Follicle stimulating hormone (FSH) is the hormone made by the pituitary, which is responsible for stimulating the testes to make sperm. When the sperm producing capacity of the testes is diminished, the pituitary makes more FSH in an attempt to make the testes do its job. Therefore, if a man's FSH is significantly elevated there is a strong indication that his testicles are not producing sperm optimally. (Testosterone polactin, leutenizing hormone (LH) and thyroid stimulating hormone (TSH) are also measured to assess a man's hormonal status. These may reveal problems that can significantly impact sperm production).
Genetic Testing: This is an area of active research. At this point it is recommended that all men receive basic genetic testing, measuring the number of chromosomes and looking at the blocks of genetic material. Screening for the genes that can cause cystic fibrosis is sometimes suggested. There are tests for specific genetic abnormalities on the male chromosomes that can cause azoospermia. If a son were to inherit this, he may have the same problem.
In order to rule out a blockage of the ejaculatory duct, an ultrasound of the ejaculatory duct and seminal vesicles is often. performed. In this test the ultrasound probe is placed in the rectum since the ducts lie near its wall. Also, the ejaculatory duct traverses the prostate, a gland which can be felt through a man's rectal wall. If the seminal vesicles are dilated, this indicates that they may be full of semen because they cannot empty properly. Cysts blocking the ejaculatory ducts by exerting pressure on their walls, or calcifications in the ejaculatory ducts themselves, may also be noted. A cyst in some cases may be unroofed by operating through the urethra to open it thus decompressing the ejaculatory duct. If the blockage occurs within the ejaculatory duct, the blocked part may be removed in a similar operation.

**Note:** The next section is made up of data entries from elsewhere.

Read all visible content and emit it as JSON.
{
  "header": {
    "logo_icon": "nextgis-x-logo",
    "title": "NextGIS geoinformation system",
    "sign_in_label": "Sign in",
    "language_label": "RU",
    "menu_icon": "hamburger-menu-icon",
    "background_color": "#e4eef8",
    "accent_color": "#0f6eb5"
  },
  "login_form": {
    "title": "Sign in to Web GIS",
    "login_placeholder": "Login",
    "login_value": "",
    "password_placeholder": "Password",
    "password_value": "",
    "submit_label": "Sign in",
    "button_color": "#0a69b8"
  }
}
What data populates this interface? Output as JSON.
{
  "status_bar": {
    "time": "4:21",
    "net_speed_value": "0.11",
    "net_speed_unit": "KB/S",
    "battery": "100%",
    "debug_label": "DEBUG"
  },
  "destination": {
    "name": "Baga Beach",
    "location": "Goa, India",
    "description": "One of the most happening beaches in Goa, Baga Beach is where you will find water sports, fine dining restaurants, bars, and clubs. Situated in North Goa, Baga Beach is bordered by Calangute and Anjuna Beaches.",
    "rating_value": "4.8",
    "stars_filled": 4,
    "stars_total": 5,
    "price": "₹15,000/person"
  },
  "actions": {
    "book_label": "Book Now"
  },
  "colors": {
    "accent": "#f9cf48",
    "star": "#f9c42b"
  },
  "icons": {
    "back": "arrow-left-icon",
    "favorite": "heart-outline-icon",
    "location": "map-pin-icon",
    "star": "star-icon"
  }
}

It is possible that ejaculation is occurring "backwards;" the sperm is being pushed into the bladder, and then washed out when the man urinates after ejaculation. To test for this we have the patient empty his bladder, and then ejaculate into a cup. He is then asked to urinate again into a different specimen container. If there are sperm in his urine, he has ejaculated backwards. Sometimes this can be corrected by oral medication. If not, the urine can be prepared so that it does not damage the sperm as much, and the sperm is then harvested from the post-ejaculatory urine.
Finally, if a primary testicular problem is suspected we can perform a testicular biopsy. A biopsy simply means obtaining actual tissue for laboratory/microscopic examination. This may be done using a needle through the skin, or by an incision.
In the past, indications for testicular biopsy were few. Through a combination of some tests outlined previously the problem could often be pinpointed as a primary testicular problem which had no treatment. It did not matter if a biopsy could identify whether the patient had absolutely no sperm production versus very low production because no treatment was available for either. However, recently that has changed as testicular sperm have been used to achieve pregnancies when coupled with in vitro fertilization (IVF) combined with intracytoplasmic sperm insertion (ICSI). In this procedure the sperm is harvested and then injected directly into the egg).
Most men facing a semen analysis fear the diagnosis of azoospermia.
However, that diagnosis does not necessarily mean that the man produces no
sperm or can never be made to produce any sperm and thus will never have a
biological child. Accurate diagnosis of azoospermia is complicated.
Correctible causes must be found and treated. Even then if there are no
sperm in the ejaculate, sperm can often be harvested and used to achieve